Seventy-five years ago this week, victory was declared in Europe. To a generation which had twice in their lifetimes witnessed millions of lives lost in global warfare, the notion that after thousands of years of bloodshed we had seen the end of war in Europe would have been inconceivable.
Yet, that is the legacy of all those who fought in that conflict, a war which we fought not out of narrow national self-interest, but to stop the rampant Nationalism of another country. A Nationalism which not only claimed millions of lives through warfare, but millions more of that nation’s own countrymen with six million Jews murdered alongside Romani Gypsies, homosexuals, the disabled, socialists and many others.
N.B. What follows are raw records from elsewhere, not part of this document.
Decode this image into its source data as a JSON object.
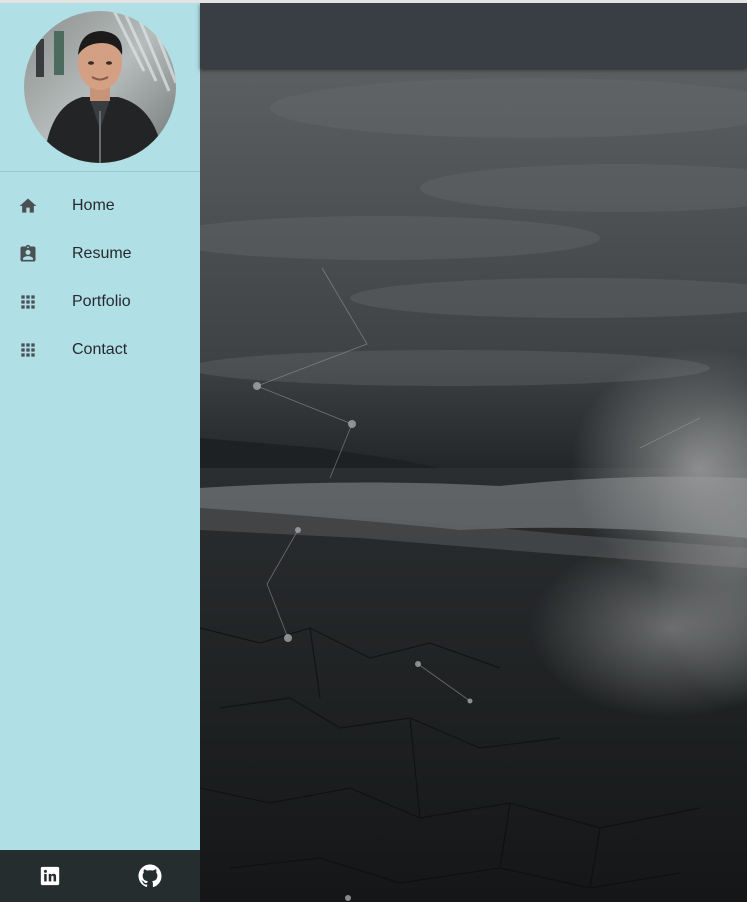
{
  "sidebar": {
    "items": [
      {
        "label": "Home",
        "icon": "home-icon"
      },
      {
        "label": "Resume",
        "icon": "badge-icon"
      },
      {
        "label": "Portfolio",
        "icon": "grid-icon"
      },
      {
        "label": "Contact",
        "icon": "grid-icon"
      }
    ],
    "social": [
      {
        "icon": "linkedin-icon"
      },
      {
        "icon": "github-icon"
      }
    ]
  },
  "colors": {
    "sidebar_bg": "#b0dfe5",
    "topbar_bg": "#393e44",
    "social_bg": "#252d2f",
    "icon_color": "#4a5054"
  }
}
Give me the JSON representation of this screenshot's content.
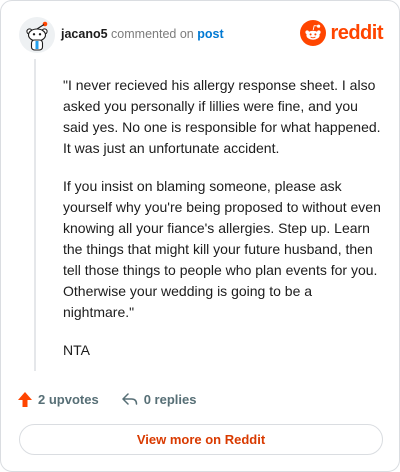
{
  "header": {
    "username": "jacano5",
    "action_text": "commented on",
    "post_link": "post",
    "brand": "reddit"
  },
  "comment": {
    "paragraphs": [
      "\"I never recieved his allergy response sheet. I also asked you personally if lillies were fine, and you said yes. No one is responsible for what happened. It was just an unfortunate accident.",
      "If you insist on blaming someone, please ask yourself why you're being proposed to without even knowing all your fiance's allergies. Step up. Learn the things that might kill your future husband, then tell those things to people who plan events for you. Otherwise your wedding is going to be a nightmare.\"",
      "NTA"
    ]
  },
  "actions": {
    "upvotes": "2 upvotes",
    "replies": "0 replies"
  },
  "footer": {
    "view_more": "View more on Reddit"
  },
  "colors": {
    "brand": "#ff4500",
    "upvote_arrow": "#ff4500",
    "link": "#0079d3",
    "view_more_text": "#d93a00"
  },
  "icons": {
    "avatar": "snoo-avatar-icon",
    "logo": "reddit-logo-icon",
    "upvote": "upvote-arrow-icon",
    "reply": "reply-icon"
  }
}
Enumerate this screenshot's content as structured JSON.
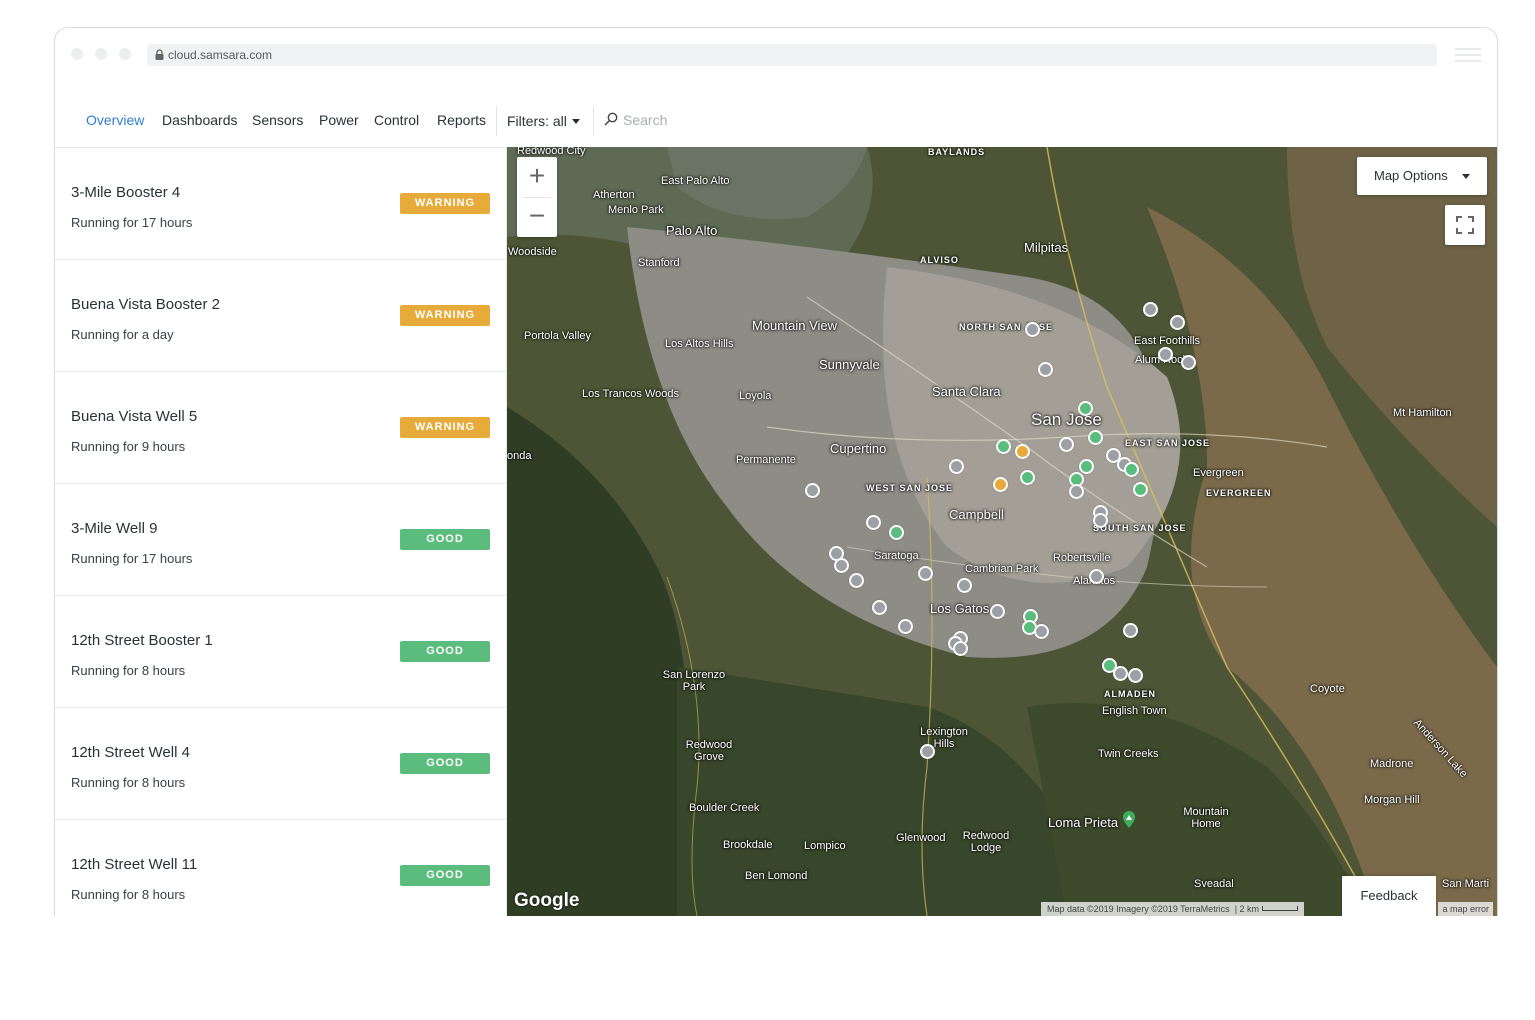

All killed with the support of a public which believed that removing those they saw as different would make them feel safer.
It is right we remember the sacrifices of all those who saw service and all those who suffered on the Home Front, in doing so creating the world in which we now live.
The question for us now is what are we doing with the legacy of the greatest generation? Are we living up to the principles which this country went to war to defend? Are we doing as they did and leaving the next generation better opportunities than we inherited from those who came before? Or are we squandering that legacy?
Over recent weeks we have faced our greatest national crisis since the Second World War and we have seen some of the best of people, with volunteers and essential workers putting themselves at risk to ensure the needs of others are met, along with some of the worst. This crisis will not last forever and as we emerge from it we have to decide how we will rebuild our country. Will we do as the soldiers returning from war did, build a country with first-rate public services, where everyone has a house of their own, and where the opportunities for the next generation are greater than the last? Or will we choose to restart along the road we were on?